M. van Mierlo*, J. I. Ambrosius, M. Vlutters, E. H.F. van Asseldonk, H. van der Kooij

*Corresponding author for this work

Research output: Contribution to journalArticleScientificpeer-review

7 Downloads (Pure)

Abstract

Healthy individuals highly regulate their whole body angular momentum (WBAM) during walking. Since WBAM regulation is essential in maintaining balance, a better understanding is required on how healthy individuals recover from WBAM perturbations. We therefore studied how healthy individuals recover WBAM in the sagittal plane. WBAM can be regulated by adjusting the moment arm of the ground reaction force (GRF) vector with respect to the whole-body centre of mass (CoM). In principle this can be done by centre of pressure (CoP) modulation and/or adjustments of the GRF direction. Two simultaneous perturbations of the same magnitude were applied in opposite direction to the pelvis and upper body (0.34m apart) to perturb WBAM but not the whole body linear momentum (WBLM), while participants walked on a treadmill. The perturbations were given at toe off right, had a magnitude of 4, 8, 12 and 16% of the participant's body weight, and lasted for 150ms. A recovery of the WBAM was seen directly after the perturbations, induced by adapting the moment arm of the GRF with respect to the CoM. The hip joint of the stance leg played an important role in achieving the WBAM recovery. A change in the direction of the GRF vector and not a contributing CoP modulation, caused the change in moment arm. However, the change in GRF direction came from a change in the horizontal GRF, which also affects the WBLM. This suggest that regulating WBAM may take precedence over the WBLM in early recovery.

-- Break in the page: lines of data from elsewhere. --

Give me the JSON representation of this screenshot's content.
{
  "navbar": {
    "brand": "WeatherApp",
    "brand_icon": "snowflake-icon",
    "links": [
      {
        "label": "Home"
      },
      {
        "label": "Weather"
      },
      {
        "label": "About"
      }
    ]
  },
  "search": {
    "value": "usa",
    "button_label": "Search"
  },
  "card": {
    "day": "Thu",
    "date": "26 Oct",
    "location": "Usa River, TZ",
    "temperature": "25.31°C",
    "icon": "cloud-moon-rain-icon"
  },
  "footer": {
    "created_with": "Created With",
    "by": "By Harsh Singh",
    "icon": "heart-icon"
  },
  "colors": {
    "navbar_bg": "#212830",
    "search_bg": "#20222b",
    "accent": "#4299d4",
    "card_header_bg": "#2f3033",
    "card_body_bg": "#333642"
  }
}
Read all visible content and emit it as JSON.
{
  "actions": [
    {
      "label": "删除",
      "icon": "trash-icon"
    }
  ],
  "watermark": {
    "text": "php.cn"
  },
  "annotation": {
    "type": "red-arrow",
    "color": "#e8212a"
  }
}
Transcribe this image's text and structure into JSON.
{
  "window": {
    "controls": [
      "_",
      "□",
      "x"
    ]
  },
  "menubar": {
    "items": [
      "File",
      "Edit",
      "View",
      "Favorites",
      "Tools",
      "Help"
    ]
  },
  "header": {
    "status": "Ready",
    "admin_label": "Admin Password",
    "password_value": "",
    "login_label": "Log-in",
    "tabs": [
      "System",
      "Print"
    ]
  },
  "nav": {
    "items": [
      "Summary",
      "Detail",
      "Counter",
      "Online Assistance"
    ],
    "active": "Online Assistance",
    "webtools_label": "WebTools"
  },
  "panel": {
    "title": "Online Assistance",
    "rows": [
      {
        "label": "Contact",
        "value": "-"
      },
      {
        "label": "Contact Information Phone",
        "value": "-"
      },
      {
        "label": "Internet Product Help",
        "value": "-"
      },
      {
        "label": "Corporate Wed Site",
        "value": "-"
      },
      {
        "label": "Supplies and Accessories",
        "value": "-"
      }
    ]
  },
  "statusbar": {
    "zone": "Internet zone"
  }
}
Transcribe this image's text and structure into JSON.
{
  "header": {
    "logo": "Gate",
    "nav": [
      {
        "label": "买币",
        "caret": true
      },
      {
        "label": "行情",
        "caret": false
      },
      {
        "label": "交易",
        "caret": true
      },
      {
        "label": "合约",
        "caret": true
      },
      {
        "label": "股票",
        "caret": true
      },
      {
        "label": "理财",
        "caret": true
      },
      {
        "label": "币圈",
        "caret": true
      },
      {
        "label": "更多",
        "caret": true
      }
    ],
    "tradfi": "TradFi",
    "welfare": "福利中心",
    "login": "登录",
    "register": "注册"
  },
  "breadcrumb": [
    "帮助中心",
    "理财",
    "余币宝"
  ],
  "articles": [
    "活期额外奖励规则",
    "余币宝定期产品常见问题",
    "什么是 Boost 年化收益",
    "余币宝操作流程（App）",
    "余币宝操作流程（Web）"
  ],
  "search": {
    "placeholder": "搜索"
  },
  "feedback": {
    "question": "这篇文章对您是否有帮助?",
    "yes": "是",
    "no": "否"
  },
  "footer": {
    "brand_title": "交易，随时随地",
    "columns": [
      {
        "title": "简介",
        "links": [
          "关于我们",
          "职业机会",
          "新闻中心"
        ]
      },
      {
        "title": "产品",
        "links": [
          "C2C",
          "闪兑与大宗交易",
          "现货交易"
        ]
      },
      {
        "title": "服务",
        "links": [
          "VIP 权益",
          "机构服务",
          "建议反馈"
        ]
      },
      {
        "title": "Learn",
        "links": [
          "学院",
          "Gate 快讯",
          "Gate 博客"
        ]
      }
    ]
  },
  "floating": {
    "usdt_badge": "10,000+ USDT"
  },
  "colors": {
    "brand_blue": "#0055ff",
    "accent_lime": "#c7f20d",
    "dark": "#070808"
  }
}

Original languageEnglish
Article number111169
Number of pages7
JournalJournal of Biomechanics
Volume141
DOIs
Publication statusPublished - 2022

Keywords

  • Centre of pressure modulation
  • Gait
  • Ground reaction force vector
  • Human balance
  • Whole body angular momentum

Fingerprint

Dive into the research topics of 'Recovery from sagittal-plane whole body angular momentum perturbations during walking'. Together they form a unique fingerprint.

Cite this